* [PROBLEM STATEMENT] Within the records below, find each line with the word "Count" and copy it out.

Website and app data records:

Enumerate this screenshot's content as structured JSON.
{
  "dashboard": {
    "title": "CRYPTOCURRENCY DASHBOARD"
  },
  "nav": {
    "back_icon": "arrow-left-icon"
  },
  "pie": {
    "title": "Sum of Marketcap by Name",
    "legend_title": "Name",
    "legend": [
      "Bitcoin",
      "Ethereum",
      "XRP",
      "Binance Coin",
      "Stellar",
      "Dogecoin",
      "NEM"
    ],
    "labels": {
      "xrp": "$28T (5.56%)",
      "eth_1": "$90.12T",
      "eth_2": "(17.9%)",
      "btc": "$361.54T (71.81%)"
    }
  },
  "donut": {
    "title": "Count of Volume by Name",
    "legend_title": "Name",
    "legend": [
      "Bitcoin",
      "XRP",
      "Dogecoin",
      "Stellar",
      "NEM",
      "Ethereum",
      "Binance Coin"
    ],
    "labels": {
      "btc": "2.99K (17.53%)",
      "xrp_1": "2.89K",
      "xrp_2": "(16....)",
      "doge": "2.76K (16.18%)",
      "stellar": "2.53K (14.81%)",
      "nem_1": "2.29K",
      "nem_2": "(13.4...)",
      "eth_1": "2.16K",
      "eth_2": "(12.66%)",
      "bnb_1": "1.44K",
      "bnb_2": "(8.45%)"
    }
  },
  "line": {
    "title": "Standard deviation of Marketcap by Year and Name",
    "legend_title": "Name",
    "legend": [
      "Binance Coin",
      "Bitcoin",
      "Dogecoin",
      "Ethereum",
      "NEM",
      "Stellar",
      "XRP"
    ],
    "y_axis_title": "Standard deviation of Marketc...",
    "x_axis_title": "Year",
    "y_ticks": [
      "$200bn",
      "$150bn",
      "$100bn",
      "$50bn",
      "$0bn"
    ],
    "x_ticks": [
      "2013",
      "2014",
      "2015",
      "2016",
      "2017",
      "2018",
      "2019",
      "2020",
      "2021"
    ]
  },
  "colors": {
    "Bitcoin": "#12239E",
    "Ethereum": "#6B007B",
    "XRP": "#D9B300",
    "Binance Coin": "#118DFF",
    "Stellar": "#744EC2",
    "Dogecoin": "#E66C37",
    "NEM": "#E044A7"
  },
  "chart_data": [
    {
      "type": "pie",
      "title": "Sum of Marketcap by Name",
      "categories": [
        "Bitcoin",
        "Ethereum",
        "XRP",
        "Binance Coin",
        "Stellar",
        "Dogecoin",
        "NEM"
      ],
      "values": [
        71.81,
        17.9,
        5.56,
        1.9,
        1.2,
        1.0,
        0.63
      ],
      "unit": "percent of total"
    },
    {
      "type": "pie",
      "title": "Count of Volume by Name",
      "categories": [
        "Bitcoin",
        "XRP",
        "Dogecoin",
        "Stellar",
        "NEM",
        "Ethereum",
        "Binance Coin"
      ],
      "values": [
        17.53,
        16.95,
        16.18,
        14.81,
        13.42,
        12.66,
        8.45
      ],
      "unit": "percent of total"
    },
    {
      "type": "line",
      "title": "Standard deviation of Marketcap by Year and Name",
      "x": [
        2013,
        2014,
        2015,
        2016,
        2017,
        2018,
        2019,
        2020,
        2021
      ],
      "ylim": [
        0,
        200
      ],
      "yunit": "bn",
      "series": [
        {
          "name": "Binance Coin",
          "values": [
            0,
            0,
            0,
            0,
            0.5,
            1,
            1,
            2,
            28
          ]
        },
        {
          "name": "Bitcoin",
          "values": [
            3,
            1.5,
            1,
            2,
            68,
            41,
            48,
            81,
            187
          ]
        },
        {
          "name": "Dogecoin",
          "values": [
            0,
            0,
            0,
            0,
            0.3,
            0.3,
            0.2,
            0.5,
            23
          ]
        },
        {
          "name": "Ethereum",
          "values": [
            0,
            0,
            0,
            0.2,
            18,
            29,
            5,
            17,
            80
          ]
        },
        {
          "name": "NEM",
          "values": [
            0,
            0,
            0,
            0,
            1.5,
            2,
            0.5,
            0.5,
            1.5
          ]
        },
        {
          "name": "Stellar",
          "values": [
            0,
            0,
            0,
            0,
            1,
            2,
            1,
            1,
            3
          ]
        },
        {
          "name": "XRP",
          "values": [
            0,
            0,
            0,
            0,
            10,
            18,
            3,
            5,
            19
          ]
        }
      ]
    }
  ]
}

* [SOLUTION TO THIS EXERCISE]
    "title": "Count of Volume by Name",
      "title": "Count of Volume by Name",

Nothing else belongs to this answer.